                      ..... /
                      ...... v

                      All of those edges are asymmetrical (and all right handed if you're looking down the edge of the knife from the heel). But not all of the right side bevels are bigger than the left sided ones. If you look at enough real knives, you will see asymmetrical edges in each of the above patterns (though most will look like the topmost diagram).

                      The misono UX10 has a very slightly asymmetrical edge. For the most part, this is to thin the knife behind the edge and improve performance. In general, lefties adjust to a mildly asymmetrical righty edge (and vice versa), but again I have seen occasional complaints posted, probably from people who hold the knife tightly.

                      At most, using a lefty double bevelled knife (with an ambidextrous handle, anyway, and not a super extreme grind like 90/10) will have a very minor effect on performance if you're right handed. At most.

                      The other thing, though, is you mentioned that you are particular about your sharpening angles. If you're gonna use Japanese knives and you want to maintain the geometry as is (recommended for the time being, BTW), you're gonna need to find the edge and secondary bevels and sharpen at those angles, left handed or no. That means either clicking onto the bevel (for the secondary bevel) and finding the edge by tilting the spine of a blade up while pushing the edge forward on a flat soft surface until the edge catches. Or the magic marker trick. Just something to keep in mind - if you're wary of sharpening a left handed knife you're not necessarily any better off with a right handed knife.

                      1. re: cowboyardee

                        Great explanation and illustrations CBAD.
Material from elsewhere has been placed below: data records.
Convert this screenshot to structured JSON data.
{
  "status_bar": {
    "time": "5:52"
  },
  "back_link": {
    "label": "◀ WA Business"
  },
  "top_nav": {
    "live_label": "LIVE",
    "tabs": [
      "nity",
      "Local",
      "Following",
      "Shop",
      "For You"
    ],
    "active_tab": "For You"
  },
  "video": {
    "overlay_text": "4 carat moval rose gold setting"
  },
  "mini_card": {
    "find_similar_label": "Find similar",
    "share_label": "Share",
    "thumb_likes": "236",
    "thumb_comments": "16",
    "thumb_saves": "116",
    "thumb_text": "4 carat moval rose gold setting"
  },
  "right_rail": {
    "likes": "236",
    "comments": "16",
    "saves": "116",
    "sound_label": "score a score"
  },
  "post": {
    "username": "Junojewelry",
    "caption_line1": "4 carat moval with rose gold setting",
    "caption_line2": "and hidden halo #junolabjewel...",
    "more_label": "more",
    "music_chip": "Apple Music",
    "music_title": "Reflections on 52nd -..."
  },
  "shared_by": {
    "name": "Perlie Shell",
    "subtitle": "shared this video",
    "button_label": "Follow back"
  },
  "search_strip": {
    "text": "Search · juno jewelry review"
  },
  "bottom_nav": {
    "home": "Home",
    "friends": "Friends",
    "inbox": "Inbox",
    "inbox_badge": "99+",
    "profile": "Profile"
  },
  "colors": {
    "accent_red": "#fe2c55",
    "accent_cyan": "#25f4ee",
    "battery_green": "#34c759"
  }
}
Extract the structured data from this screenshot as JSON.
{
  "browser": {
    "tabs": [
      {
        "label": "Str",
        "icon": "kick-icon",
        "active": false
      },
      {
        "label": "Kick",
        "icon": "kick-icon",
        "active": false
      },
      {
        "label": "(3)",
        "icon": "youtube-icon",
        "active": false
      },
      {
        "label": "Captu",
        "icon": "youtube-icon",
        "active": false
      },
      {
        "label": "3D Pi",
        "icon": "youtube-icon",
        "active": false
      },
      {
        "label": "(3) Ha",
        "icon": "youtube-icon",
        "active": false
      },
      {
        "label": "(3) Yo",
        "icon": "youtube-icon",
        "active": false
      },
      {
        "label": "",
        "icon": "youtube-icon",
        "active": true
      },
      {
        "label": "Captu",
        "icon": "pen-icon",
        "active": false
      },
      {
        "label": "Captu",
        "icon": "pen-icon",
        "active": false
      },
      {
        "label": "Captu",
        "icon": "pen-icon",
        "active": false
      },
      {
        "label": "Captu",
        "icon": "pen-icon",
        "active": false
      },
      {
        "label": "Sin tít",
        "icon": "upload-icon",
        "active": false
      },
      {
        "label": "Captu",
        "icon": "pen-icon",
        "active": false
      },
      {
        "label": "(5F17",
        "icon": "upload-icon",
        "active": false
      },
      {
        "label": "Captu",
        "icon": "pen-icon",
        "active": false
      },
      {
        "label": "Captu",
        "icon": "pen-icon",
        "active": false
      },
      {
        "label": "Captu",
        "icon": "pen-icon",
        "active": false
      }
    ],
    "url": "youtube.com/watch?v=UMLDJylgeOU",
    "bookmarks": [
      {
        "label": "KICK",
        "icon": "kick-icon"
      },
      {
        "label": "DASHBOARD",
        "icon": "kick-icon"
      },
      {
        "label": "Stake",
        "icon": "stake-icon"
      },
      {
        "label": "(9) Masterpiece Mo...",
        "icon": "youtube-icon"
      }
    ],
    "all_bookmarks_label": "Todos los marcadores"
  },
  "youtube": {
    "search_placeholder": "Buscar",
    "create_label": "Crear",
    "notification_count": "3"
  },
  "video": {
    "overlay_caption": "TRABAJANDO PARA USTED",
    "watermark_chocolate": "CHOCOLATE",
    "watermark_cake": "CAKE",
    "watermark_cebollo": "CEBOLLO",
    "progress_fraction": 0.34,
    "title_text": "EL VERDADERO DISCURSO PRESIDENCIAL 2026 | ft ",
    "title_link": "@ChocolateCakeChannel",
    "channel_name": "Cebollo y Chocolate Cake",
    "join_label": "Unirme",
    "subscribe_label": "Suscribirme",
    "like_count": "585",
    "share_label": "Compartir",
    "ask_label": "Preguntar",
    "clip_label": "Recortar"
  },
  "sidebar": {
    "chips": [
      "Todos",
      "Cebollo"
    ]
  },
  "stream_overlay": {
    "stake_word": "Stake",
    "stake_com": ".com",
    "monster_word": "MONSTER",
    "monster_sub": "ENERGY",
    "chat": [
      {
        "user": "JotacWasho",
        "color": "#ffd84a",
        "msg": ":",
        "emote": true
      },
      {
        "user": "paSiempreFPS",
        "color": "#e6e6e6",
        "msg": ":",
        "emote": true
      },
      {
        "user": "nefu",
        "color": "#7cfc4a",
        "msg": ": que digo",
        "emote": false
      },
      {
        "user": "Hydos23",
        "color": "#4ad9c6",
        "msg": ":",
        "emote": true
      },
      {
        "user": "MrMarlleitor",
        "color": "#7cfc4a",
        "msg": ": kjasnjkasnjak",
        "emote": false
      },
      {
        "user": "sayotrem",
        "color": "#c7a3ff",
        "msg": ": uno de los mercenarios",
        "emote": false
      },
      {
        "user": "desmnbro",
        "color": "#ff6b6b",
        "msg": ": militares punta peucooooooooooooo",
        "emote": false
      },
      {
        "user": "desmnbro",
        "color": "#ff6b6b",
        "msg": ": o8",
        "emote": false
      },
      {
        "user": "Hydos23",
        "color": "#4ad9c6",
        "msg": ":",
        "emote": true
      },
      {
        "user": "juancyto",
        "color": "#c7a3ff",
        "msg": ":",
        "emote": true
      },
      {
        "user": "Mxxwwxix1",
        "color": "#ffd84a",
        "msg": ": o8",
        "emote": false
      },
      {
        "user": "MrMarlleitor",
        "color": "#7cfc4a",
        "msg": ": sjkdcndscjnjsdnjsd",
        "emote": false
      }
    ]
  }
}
                          1. re: cowboyardee

                            Look like that nickname is starting to stick.